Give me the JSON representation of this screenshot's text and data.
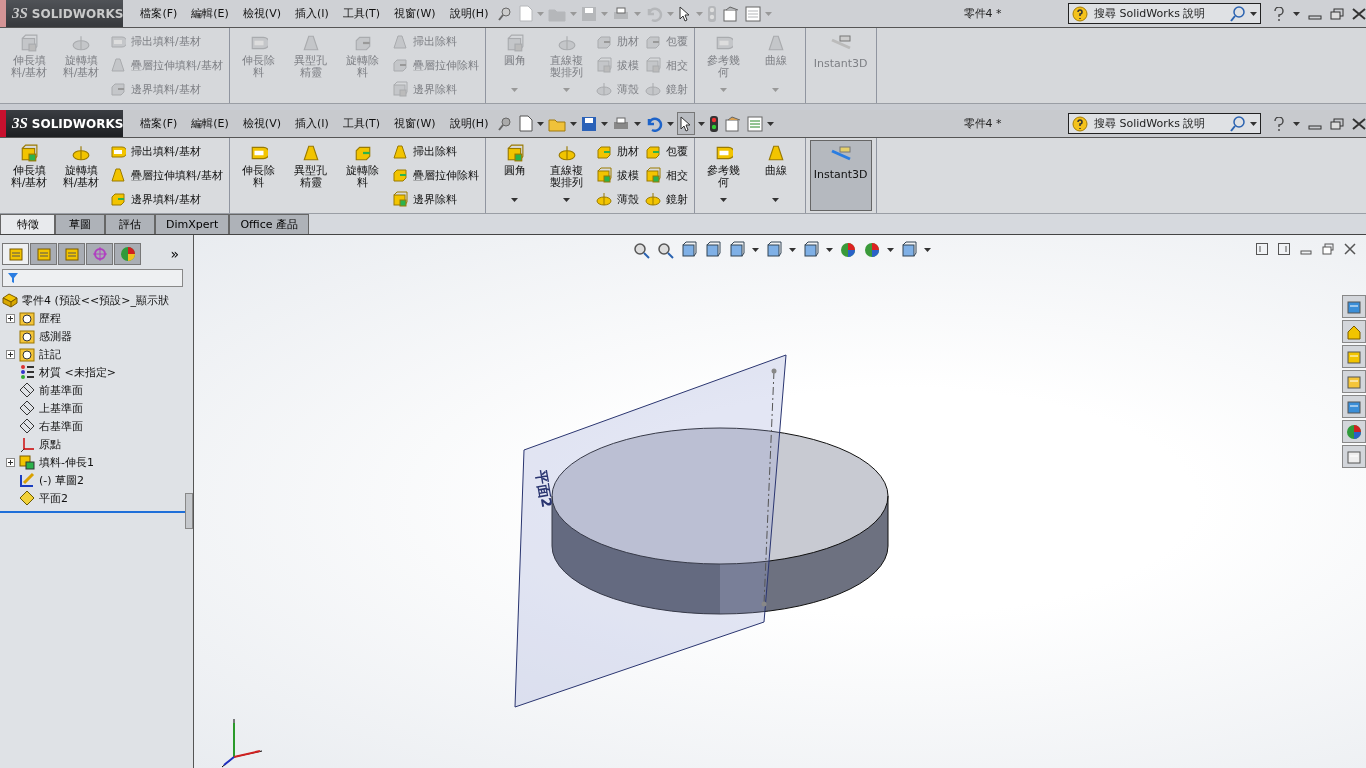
{
  "frames": [
    {
      "disabled": true,
      "logo": {
        "mark": "3S",
        "name": "SOLIDWORKS"
      },
      "menu": [
        "檔案(F)",
        "編輯(E)",
        "檢視(V)",
        "插入(I)",
        "工具(T)",
        "視窗(W)",
        "說明(H)"
      ],
      "title": "零件4 *",
      "search": {
        "placeholder": "搜尋 SolidWorks 說明"
      },
      "ribbon": [
        [
          {
            "kind": "large",
            "label": "伸長填料/基材",
            "dropdown": false,
            "pressed": false
          },
          {
            "kind": "large",
            "label": "旋轉填料/基材",
            "dropdown": false,
            "pressed": false
          },
          {
            "kind": "small",
            "items": [
              "掃出填料/基材",
              "疊層拉伸填料/基材",
              "邊界填料/基材"
            ]
          }
        ],
        [
          {
            "kind": "large",
            "label": "伸長除料",
            "dropdown": false,
            "pressed": false
          },
          {
            "kind": "large",
            "label": "異型孔精靈",
            "dropdown": false,
            "pressed": false
          },
          {
            "kind": "large",
            "label": "旋轉除料",
            "dropdown": false,
            "pressed": false
          },
          {
            "kind": "small",
            "items": [
              "掃出除料",
              "疊層拉伸除料",
              "邊界除料"
            ]
          }
        ],
        [
          {
            "kind": "large",
            "label": "圓角",
            "dropdown": true,
            "pressed": false
          },
          {
            "kind": "large",
            "label": "直線複製排列",
            "dropdown": true,
            "pressed": false
          },
          {
            "kind": "small",
            "items": [
              "肋材",
              "拔模",
              "薄殼"
            ]
          },
          {
            "kind": "small",
            "items": [
              "包覆",
              "相交",
              "鏡射"
            ]
          }
        ],
        [
          {
            "kind": "large",
            "label": "參考幾何",
            "dropdown": true,
            "pressed": false
          },
          {
            "kind": "large",
            "label": "曲線",
            "dropdown": true,
            "pressed": false
          }
        ],
        [
          {
            "kind": "wide",
            "label": "Instant3D",
            "dropdown": false,
            "pressed": false
          }
        ]
      ]
    },
    {
      "disabled": false,
      "logo": {
        "mark": "3S",
        "name": "SOLIDWORKS"
      },
      "menu": [
        "檔案(F)",
        "編輯(E)",
        "檢視(V)",
        "插入(I)",
        "工具(T)",
        "視窗(W)",
        "說明(H)"
      ],
      "title": "零件4 *",
      "search": {
        "placeholder": "搜尋 SolidWorks 說明"
      },
      "ribbon": [
        [
          {
            "kind": "large",
            "label": "伸長填料/基材",
            "dropdown": false,
            "pressed": false
          },
          {
            "kind": "large",
            "label": "旋轉填料/基材",
            "dropdown": false,
            "pressed": false
          },
          {
            "kind": "small",
            "items": [
              "掃出填料/基材",
              "疊層拉伸填料/基材",
              "邊界填料/基材"
            ]
          }
        ],
        [
          {
            "kind": "large",
            "label": "伸長除料",
            "dropdown": false,
            "pressed": false
          },
          {
            "kind": "large",
            "label": "異型孔精靈",
            "dropdown": false,
            "pressed": false
          },
          {
            "kind": "large",
            "label": "旋轉除料",
            "dropdown": false,
            "pressed": false
          },
          {
            "kind": "small",
            "items": [
              "掃出除料",
              "疊層拉伸除料",
              "邊界除料"
            ]
          }
        ],
        [
          {
            "kind": "large",
            "label": "圓角",
            "dropdown": true,
            "pressed": false
          },
          {
            "kind": "large",
            "label": "直線複製排列",
            "dropdown": true,
            "pressed": false
          },
          {
            "kind": "small",
            "items": [
              "肋材",
              "拔模",
              "薄殼"
            ]
          },
          {
            "kind": "small",
            "items": [
              "包覆",
              "相交",
              "鏡射"
            ]
          }
        ],
        [
          {
            "kind": "large",
            "label": "參考幾何",
            "dropdown": true,
            "pressed": false
          },
          {
            "kind": "large",
            "label": "曲線",
            "dropdown": true,
            "pressed": false
          }
        ],
        [
          {
            "kind": "wide",
            "label": "Instant3D",
            "dropdown": false,
            "pressed": true
          }
        ]
      ]
    }
  ],
  "command_tabs": [
    {
      "label": "特徵",
      "selected": true
    },
    {
      "label": "草圖",
      "selected": false
    },
    {
      "label": "評估",
      "selected": false
    },
    {
      "label": "DimXpert",
      "selected": false
    },
    {
      "label": "Office 產品",
      "selected": false
    }
  ],
  "manager": {
    "tabs": [
      {
        "selected": true
      },
      {
        "selected": false
      },
      {
        "selected": false
      },
      {
        "selected": false
      },
      {
        "selected": false
      }
    ],
    "more": "»",
    "tree": {
      "kind": "part",
      "label": "零件4 (預設<<預設>_顯示狀",
      "children": [
        {
          "kind": "history",
          "label": "歷程",
          "collapsed": true
        },
        {
          "kind": "sensor",
          "label": "感測器",
          "collapsed": false
        },
        {
          "kind": "annotation",
          "label": "註記",
          "collapsed": true
        },
        {
          "kind": "material",
          "label": "材質 <未指定>",
          "collapsed": false
        },
        {
          "kind": "plane",
          "label": "前基準面",
          "collapsed": false
        },
        {
          "kind": "plane",
          "label": "上基準面",
          "collapsed": false
        },
        {
          "kind": "plane",
          "label": "右基準面",
          "collapsed": false
        },
        {
          "kind": "origin",
          "label": "原點",
          "collapsed": false
        },
        {
          "kind": "extrude",
          "label": "填料-伸長1",
          "collapsed": true
        },
        {
          "kind": "sketch",
          "label": "(-) 草圖2",
          "collapsed": false
        },
        {
          "kind": "refplane",
          "label": "平面2",
          "collapsed": false
        }
      ]
    }
  },
  "viewport": {
    "plane_label": "平面2"
  }
}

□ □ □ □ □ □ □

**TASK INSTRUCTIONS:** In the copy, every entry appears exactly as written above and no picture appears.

**RESPONSE TO THIS EXERCISE:**
Give me the JSON representation of this screenshot's text and data.
{
  "frames": [
    {
      "disabled": true,
      "logo": {
        "mark": "3S",
        "name": "SOLIDWORKS"
      },
      "menu": [
        "檔案(F)",
        "編輯(E)",
        "檢視(V)",
        "插入(I)",
        "工具(T)",
        "視窗(W)",
        "說明(H)"
      ],
      "title": "零件4 *",
      "search": {
        "placeholder": "搜尋 SolidWorks 說明"
      },
      "ribbon": [
        [
          {
            "kind": "large",
            "label": "伸長填料/基材",
            "dropdown": false,
            "pressed": false
          },
          {
            "kind": "large",
            "label": "旋轉填料/基材",
            "dropdown": false,
            "pressed": false
          },
          {
            "kind": "small",
            "items": [
              "掃出填料/基材",
              "疊層拉伸填料/基材",
              "邊界填料/基材"
            ]
          }
        ],
        [
          {
            "kind": "large",
            "label": "伸長除料",
            "dropdown": false,
            "pressed": false
          },
          {
            "kind": "large",
            "label": "異型孔精靈",
            "dropdown": false,
            "pressed": false
          },
          {
            "kind": "large",
            "label": "旋轉除料",
            "dropdown": false,
            "pressed": false
          },
          {
            "kind": "small",
            "items": [
              "掃出除料",
              "疊層拉伸除料",
              "邊界除料"
            ]
          }
        ],
        [
          {
            "kind": "large",
            "label": "圓角",
            "dropdown": true,
            "pressed": false
          },
          {
            "kind": "large",
            "label": "直線複製排列",
            "dropdown": true,
            "pressed": false
          },
          {
            "kind": "small",
            "items": [
              "肋材",
              "拔模",
              "薄殼"
            ]
          },
          {
            "kind": "small",
            "items": [
              "包覆",
              "相交",
              "鏡射"
            ]
          }
        ],
        [
          {
            "kind": "large",
            "label": "參考幾何",
            "dropdown": true,
            "pressed": false
          },
          {
            "kind": "large",
            "label": "曲線",
            "dropdown": true,
            "pressed": false
          }
        ],
        [
          {
            "kind": "wide",
            "label": "Instant3D",
            "dropdown": false,
            "pressed": false
          }
        ]
      ]
    },
    {
      "disabled": false,
      "logo": {
        "mark": "3S",
        "name": "SOLIDWORKS"
      },
      "menu": [
        "檔案(F)",
        "編輯(E)",
        "檢視(V)",
        "插入(I)",
        "工具(T)",
        "視窗(W)",
        "說明(H)"
      ],
      "title": "零件4 *",
      "search": {
        "placeholder": "搜尋 SolidWorks 說明"
      },
      "ribbon": [
        [
          {
            "kind": "large",
            "label": "伸長填料/基材",
            "dropdown": false,
            "pressed": false
          },
          {
            "kind": "large",
            "label": "旋轉填料/基材",
            "dropdown": false,
            "pressed": false
          },
          {
            "kind": "small",
            "items": [
              "掃出填料/基材",
              "疊層拉伸填料/基材",
              "邊界填料/基材"
            ]
          }
        ],
        [
          {
            "kind": "large",
            "label": "伸長除料",
            "dropdown": false,
            "pressed": false
          },
          {
            "kind": "large",
            "label": "異型孔精靈",
            "dropdown": false,
            "pressed": false
          },
          {
            "kind": "large",
            "label": "旋轉除料",
            "dropdown": false,
            "pressed": false
          },
          {
            "kind": "small",
            "items": [
              "掃出除料",
              "疊層拉伸除料",
              "邊界除料"
            ]
          }
        ],
        [
          {
            "kind": "large",
            "label": "圓角",
            "dropdown": true,
            "pressed": false
          },
          {
            "kind": "large",
            "label": "直線複製排列",
            "dropdown": true,
            "pressed": false
          },
          {
            "kind": "small",
            "items": [
              "肋材",
              "拔模",
              "薄殼"
            ]
          },
          {
            "kind": "small",
            "items": [
              "包覆",
              "相交",
              "鏡射"
            ]
          }
        ],
        [
          {
            "kind": "large",
            "label": "參考幾何",
            "dropdown": true,
            "pressed": false
          },
          {
            "kind": "large",
            "label": "曲線",
            "dropdown": true,
            "pressed": false
          }
        ],
        [
          {
            "kind": "wide",
            "label": "Instant3D",
            "dropdown": false,
            "pressed": true
          }
        ]
      ]
    }
  ],
  "command_tabs": [
    {
      "label": "特徵",
      "selected": true
    },
    {
      "label": "草圖",
      "selected": false
    },
    {
      "label": "評估",
      "selected": false
    },
    {
      "label": "DimXpert",
      "selected": false
    },
    {
      "label": "Office 產品",
      "selected": false
    }
  ],
  "manager": {
    "tabs": [
      {
        "selected": true
      },
      {
        "selected": false
      },
      {
        "selected": false
      },
      {
        "selected": false
      },
      {
        "selected": false
      }
    ],
    "more": "»",
    "tree": {
      "kind": "part",
      "label": "零件4 (預設<<預設>_顯示狀",
      "children": [
        {
          "kind": "history",
          "label": "歷程",
          "collapsed": true
        },
        {
          "kind": "sensor",
          "label": "感測器",
          "collapsed": false
        },
        {
          "kind": "annotation",
          "label": "註記",
          "collapsed": true
        },
        {
          "kind": "material",
          "label": "材質 <未指定>",
          "collapsed": false
        },
        {
          "kind": "plane",
          "label": "前基準面",
          "collapsed": false
        },
        {
          "kind": "plane",
          "label": "上基準面",
          "collapsed": false
        },
        {
          "kind": "plane",
          "label": "右基準面",
          "collapsed": false
        },
        {
          "kind": "origin",
          "label": "原點",
          "collapsed": false
        },
        {
          "kind": "extrude",
          "label": "填料-伸長1",
          "collapsed": true
        },
        {
          "kind": "sketch",
          "label": "(-) 草圖2",
          "collapsed": false
        },
        {
          "kind": "refplane",
          "label": "平面2",
          "collapsed": false
        }
      ]
    }
  },
  "viewport": {
    "plane_label": "平面2"
  }
}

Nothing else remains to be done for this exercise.